> TASK TO COMPLETE
Please repeat the data exactly, leaving nothing out.

> Page and application data records
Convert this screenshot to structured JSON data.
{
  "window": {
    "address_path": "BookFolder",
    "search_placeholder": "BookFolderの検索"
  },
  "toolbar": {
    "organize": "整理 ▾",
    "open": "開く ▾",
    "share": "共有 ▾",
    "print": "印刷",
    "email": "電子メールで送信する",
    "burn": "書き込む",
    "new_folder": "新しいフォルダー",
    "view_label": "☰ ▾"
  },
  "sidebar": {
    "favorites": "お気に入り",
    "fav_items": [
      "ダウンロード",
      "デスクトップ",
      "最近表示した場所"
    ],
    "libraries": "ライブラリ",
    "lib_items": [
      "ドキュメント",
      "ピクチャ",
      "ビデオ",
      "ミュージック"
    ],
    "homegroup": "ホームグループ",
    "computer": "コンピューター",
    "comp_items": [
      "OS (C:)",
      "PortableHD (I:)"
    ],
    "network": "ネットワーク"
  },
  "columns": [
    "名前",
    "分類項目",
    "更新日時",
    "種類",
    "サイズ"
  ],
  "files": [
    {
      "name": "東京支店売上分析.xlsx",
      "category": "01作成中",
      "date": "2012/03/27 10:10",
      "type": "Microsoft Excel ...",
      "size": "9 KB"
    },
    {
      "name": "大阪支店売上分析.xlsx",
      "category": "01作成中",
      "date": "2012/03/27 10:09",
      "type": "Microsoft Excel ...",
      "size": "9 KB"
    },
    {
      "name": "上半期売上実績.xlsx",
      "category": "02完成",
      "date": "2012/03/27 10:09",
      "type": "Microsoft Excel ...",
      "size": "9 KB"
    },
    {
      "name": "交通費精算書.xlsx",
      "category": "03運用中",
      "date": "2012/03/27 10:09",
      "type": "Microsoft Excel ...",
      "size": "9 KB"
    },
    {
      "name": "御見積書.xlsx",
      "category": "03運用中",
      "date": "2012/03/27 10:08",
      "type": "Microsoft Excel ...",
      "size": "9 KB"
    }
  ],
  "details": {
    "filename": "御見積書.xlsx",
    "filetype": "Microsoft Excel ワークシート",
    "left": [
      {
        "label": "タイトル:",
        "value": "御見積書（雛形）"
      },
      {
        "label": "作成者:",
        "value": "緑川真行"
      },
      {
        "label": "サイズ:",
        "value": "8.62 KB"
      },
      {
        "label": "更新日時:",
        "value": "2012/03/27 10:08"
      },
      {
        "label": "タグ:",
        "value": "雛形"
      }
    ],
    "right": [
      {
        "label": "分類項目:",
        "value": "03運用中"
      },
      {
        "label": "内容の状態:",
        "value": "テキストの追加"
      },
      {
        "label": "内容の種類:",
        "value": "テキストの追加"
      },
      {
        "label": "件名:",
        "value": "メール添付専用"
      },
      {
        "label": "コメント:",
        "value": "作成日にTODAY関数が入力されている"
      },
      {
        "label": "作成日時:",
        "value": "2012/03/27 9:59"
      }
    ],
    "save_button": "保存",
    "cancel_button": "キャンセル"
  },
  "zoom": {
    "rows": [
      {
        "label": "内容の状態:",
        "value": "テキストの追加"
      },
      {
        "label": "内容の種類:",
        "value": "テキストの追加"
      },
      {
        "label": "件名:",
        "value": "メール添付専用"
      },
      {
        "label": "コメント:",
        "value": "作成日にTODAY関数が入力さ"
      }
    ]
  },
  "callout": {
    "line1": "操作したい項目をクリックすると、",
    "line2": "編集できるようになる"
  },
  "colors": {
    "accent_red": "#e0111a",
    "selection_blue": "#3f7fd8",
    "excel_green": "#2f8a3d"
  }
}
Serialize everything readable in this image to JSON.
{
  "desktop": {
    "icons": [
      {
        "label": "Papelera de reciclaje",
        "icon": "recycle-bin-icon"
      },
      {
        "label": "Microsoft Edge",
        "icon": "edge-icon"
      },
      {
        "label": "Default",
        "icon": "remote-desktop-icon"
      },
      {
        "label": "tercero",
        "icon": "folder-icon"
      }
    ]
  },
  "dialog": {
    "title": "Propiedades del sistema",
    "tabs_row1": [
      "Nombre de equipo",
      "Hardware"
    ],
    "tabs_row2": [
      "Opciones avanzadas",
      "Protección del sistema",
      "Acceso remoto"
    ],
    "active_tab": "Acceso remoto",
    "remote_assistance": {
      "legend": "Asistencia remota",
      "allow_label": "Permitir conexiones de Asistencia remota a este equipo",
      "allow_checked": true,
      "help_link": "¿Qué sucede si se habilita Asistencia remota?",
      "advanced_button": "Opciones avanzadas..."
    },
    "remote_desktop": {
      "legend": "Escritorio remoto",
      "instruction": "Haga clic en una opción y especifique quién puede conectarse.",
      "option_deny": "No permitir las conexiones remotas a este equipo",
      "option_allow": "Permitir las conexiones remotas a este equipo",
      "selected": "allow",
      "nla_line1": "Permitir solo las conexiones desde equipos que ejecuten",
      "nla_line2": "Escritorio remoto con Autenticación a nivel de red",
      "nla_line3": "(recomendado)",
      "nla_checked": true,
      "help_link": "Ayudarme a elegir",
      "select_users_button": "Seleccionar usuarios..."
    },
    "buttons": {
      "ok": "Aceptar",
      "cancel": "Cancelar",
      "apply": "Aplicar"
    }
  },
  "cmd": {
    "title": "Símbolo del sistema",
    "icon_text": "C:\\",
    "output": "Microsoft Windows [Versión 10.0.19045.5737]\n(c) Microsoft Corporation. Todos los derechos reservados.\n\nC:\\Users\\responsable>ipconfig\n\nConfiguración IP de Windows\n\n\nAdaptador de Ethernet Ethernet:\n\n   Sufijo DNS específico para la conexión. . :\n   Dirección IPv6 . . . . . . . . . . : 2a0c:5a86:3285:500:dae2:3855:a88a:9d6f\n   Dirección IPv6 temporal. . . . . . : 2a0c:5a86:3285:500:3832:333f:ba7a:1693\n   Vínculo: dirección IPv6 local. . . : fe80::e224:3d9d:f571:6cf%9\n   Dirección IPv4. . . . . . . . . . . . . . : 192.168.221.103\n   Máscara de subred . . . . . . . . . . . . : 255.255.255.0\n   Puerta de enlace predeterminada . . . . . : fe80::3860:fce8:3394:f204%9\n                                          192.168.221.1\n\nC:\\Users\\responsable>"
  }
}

> FINISHED EXERCISE
Convert this screenshot to structured JSON data.
{
  "window": {
    "address_path": "BookFolder",
    "search_placeholder": "BookFolderの検索"
  },
  "toolbar": {
    "organize": "整理 ▾",
    "open": "開く ▾",
    "share": "共有 ▾",
    "print": "印刷",
    "email": "電子メールで送信する",
    "burn": "書き込む",
    "new_folder": "新しいフォルダー",
    "view_label": "☰ ▾"
  },
  "sidebar": {
    "favorites": "お気に入り",
    "fav_items": [
      "ダウンロード",
      "デスクトップ",
      "最近表示した場所"
    ],
    "libraries": "ライブラリ",
    "lib_items": [
      "ドキュメント",
      "ピクチャ",
      "ビデオ",
      "ミュージック"
    ],
    "homegroup": "ホームグループ",
    "computer": "コンピューター",
    "comp_items": [
      "OS (C:)",
      "PortableHD (I:)"
    ],
    "network": "ネットワーク"
  },
  "columns": [
    "名前",
    "分類項目",
    "更新日時",
    "種類",
    "サイズ"
  ],
  "files": [
    {
      "name": "東京支店売上分析.xlsx",
      "category": "01作成中",
      "date": "2012/03/27 10:10",
      "type": "Microsoft Excel ...",
      "size": "9 KB"
    },
    {
      "name": "大阪支店売上分析.xlsx",
      "category": "01作成中",
      "date": "2012/03/27 10:09",
      "type": "Microsoft Excel ...",
      "size": "9 KB"
    },
    {
      "name": "上半期売上実績.xlsx",
      "category": "02完成",
      "date": "2012/03/27 10:09",
      "type": "Microsoft Excel ...",
      "size": "9 KB"
    },
    {
      "name": "交通費精算書.xlsx",
      "category": "03運用中",
      "date": "2012/03/27 10:09",
      "type": "Microsoft Excel ...",
      "size": "9 KB"
    },
    {
      "name": "御見積書.xlsx",
      "category": "03運用中",
      "date": "2012/03/27 10:08",
      "type": "Microsoft Excel ...",
      "size": "9 KB"
    }
  ],
  "details": {
    "filename": "御見積書.xlsx",
    "filetype": "Microsoft Excel ワークシート",
    "left": [
      {
        "label": "タイトル:",
        "value": "御見積書（雛形）"
      },
      {
        "label": "作成者:",
        "value": "緑川真行"
      },
      {
        "label": "サイズ:",
        "value": "8.62 KB"
      },
      {
        "label": "更新日時:",
        "value": "2012/03/27 10:08"
      },
      {
        "label": "タグ:",
        "value": "雛形"
      }
    ],
    "right": [
      {
        "label": "分類項目:",
        "value": "03運用中"
      },
      {
        "label": "内容の状態:",
        "value": "テキストの追加"
      },
      {
        "label": "内容の種類:",
        "value": "テキストの追加"
      },
      {
        "label": "件名:",
        "value": "メール添付専用"
      },
      {
        "label": "コメント:",
        "value": "作成日にTODAY関数が入力されている"
      },
      {
        "label": "作成日時:",
        "value": "2012/03/27 9:59"
      }
    ],
    "save_button": "保存",
    "cancel_button": "キャンセル"
  },
  "zoom": {
    "rows": [
      {
        "label": "内容の状態:",
        "value": "テキストの追加"
      },
      {
        "label": "内容の種類:",
        "value": "テキストの追加"
      },
      {
        "label": "件名:",
        "value": "メール添付専用"
      },
      {
        "label": "コメント:",
        "value": "作成日にTODAY関数が入力さ"
      }
    ]
  },
  "callout": {
    "line1": "操作したい項目をクリックすると、",
    "line2": "編集できるようになる"
  },
  "colors": {
    "accent_red": "#e0111a",
    "selection_blue": "#3f7fd8",
    "excel_green": "#2f8a3d"
  }
}
Serialize everything readable in this image to JSON.
{
  "desktop": {
    "icons": [
      {
        "label": "Papelera de reciclaje",
        "icon": "recycle-bin-icon"
      },
      {
        "label": "Microsoft Edge",
        "icon": "edge-icon"
      },
      {
        "label": "Default",
        "icon": "remote-desktop-icon"
      },
      {
        "label": "tercero",
        "icon": "folder-icon"
      }
    ]
  },
  "dialog": {
    "title": "Propiedades del sistema",
    "tabs_row1": [
      "Nombre de equipo",
      "Hardware"
    ],
    "tabs_row2": [
      "Opciones avanzadas",
      "Protección del sistema",
      "Acceso remoto"
    ],
    "active_tab": "Acceso remoto",
    "remote_assistance": {
      "legend": "Asistencia remota",
      "allow_label": "Permitir conexiones de Asistencia remota a este equipo",
      "allow_checked": true,
      "help_link": "¿Qué sucede si se habilita Asistencia remota?",
      "advanced_button": "Opciones avanzadas..."
    },
    "remote_desktop": {
      "legend": "Escritorio remoto",
      "instruction": "Haga clic en una opción y especifique quién puede conectarse.",
      "option_deny": "No permitir las conexiones remotas a este equipo",
      "option_allow": "Permitir las conexiones remotas a este equipo",
      "selected": "allow",
      "nla_line1": "Permitir solo las conexiones desde equipos que ejecuten",
      "nla_line2": "Escritorio remoto con Autenticación a nivel de red",
      "nla_line3": "(recomendado)",
      "nla_checked": true,
      "help_link": "Ayudarme a elegir",
      "select_users_button": "Seleccionar usuarios..."
    },
    "buttons": {
      "ok": "Aceptar",
      "cancel": "Cancelar",
      "apply": "Aplicar"
    }
  },
  "cmd": {
    "title": "Símbolo del sistema",
    "icon_text": "C:\\",
    "output": "Microsoft Windows [Versión 10.0.19045.5737]\n(c) Microsoft Corporation. Todos los derechos reservados.\n\nC:\\Users\\responsable>ipconfig\n\nConfiguración IP de Windows\n\n\nAdaptador de Ethernet Ethernet:\n\n   Sufijo DNS específico para la conexión. . :\n   Dirección IPv6 . . . . . . . . . . : 2a0c:5a86:3285:500:dae2:3855:a88a:9d6f\n   Dirección IPv6 temporal. . . . . . : 2a0c:5a86:3285:500:3832:333f:ba7a:1693\n   Vínculo: dirección IPv6 local. . . : fe80::e224:3d9d:f571:6cf%9\n   Dirección IPv4. . . . . . . . . . . . . . : 192.168.221.103\n   Máscara de subred . . . . . . . . . . . . : 255.255.255.0\n   Puerta de enlace predeterminada . . . . . : fe80::3860:fce8:3394:f204%9\n                                          192.168.221.1\n\nC:\\Users\\responsable>"
  }
}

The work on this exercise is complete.